top of page

Liberals Kick-off House Session with Bills Aimed at Making Life More Affordable

February 27, 2024 – (Halifax, NS)  

Today as the spring session of the legislature begins, Opposition Leader Zach Churchill will table the first of many bills to make life more affordable for working-class Nova Scotians.


“It has never been more expensive to live in Nova Scotia than under Premier Houston. With some of the highest taxes and rental increases in the country, the government needs to make broad relief available to Nova Scotians,” said Liberal Leader Zach Churchill. “Premier Houston has benefited from inflation and has received $3.4 billion in unexpected taxes and revenues. It’s time he returns some of that money to Nova Scotians who are desperately in need.”

The HST Reduction Act will reverse the tax increase brought in by the NDP and lower the HST from 15% to 13% – the lowest sales tax in Atlantic Canada. Cutting the HST by two points would save Nova Scotians money on basic necessities like household items, phone bills, and school supplies.

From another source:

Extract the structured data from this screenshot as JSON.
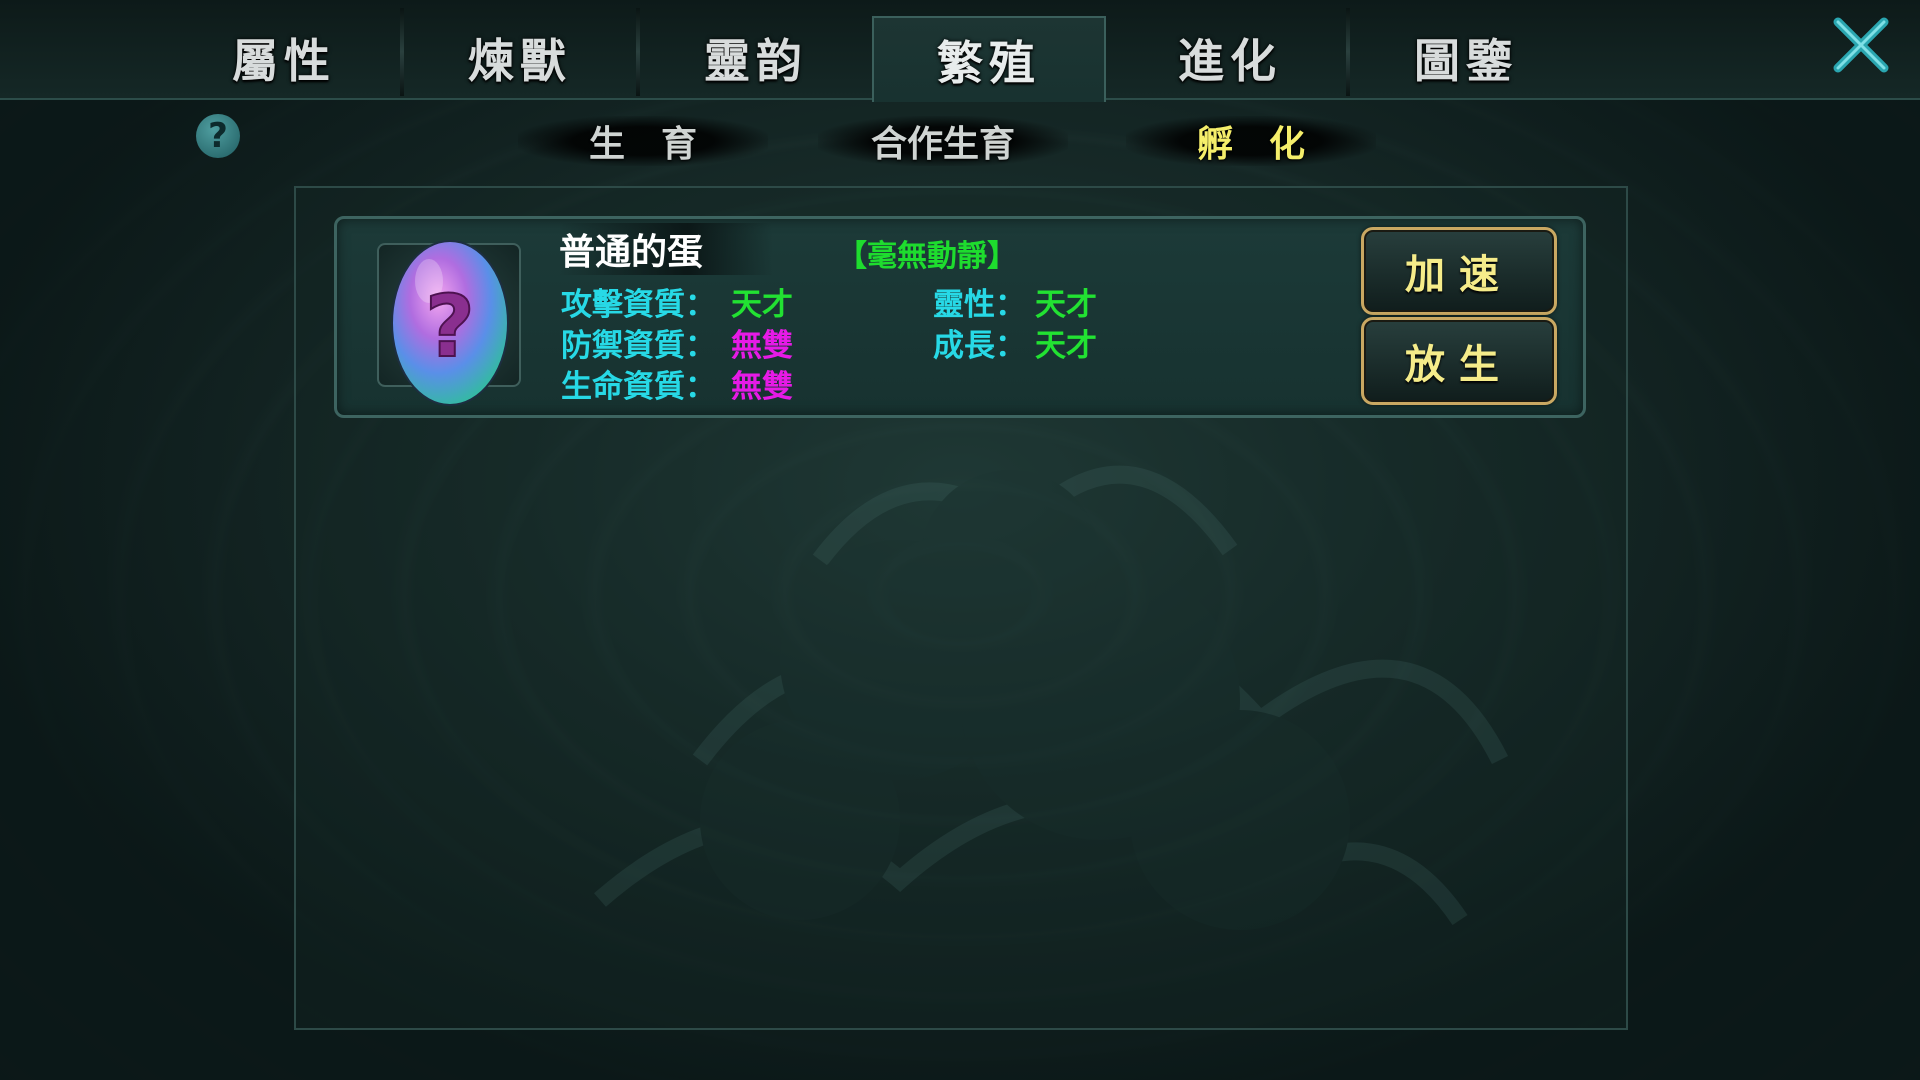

Churchill will also reintroduce an amendment to the Income Tax Act to lower taxes by indexing tax brackets to inflation. Nova Scotia is the only province in Canada that has yet to address this punitive measure, also known as bracket creep.


For the fourth time, the Liberals will table the School Lunch Program Act to create a universal school lunch program by partnering with the province’s agriculture sector. The Houston government has blamed the federal government for not yet establishing a lunch program, while other provinces like Manitoba and Prince Edward Island have created them on their own.


Housing critic Braedon Clark will reintroduce an amendment to the Residential Tenancies Act to establish a residential tenancies enforcement unit in Nova Scotia to better protect both tenants and landlords. Since the Liberals first tabled the bill in 2022, the Houston government has shown support but failed to enact the enforcement unit while the housing crisis worsens across the province.

bottom of page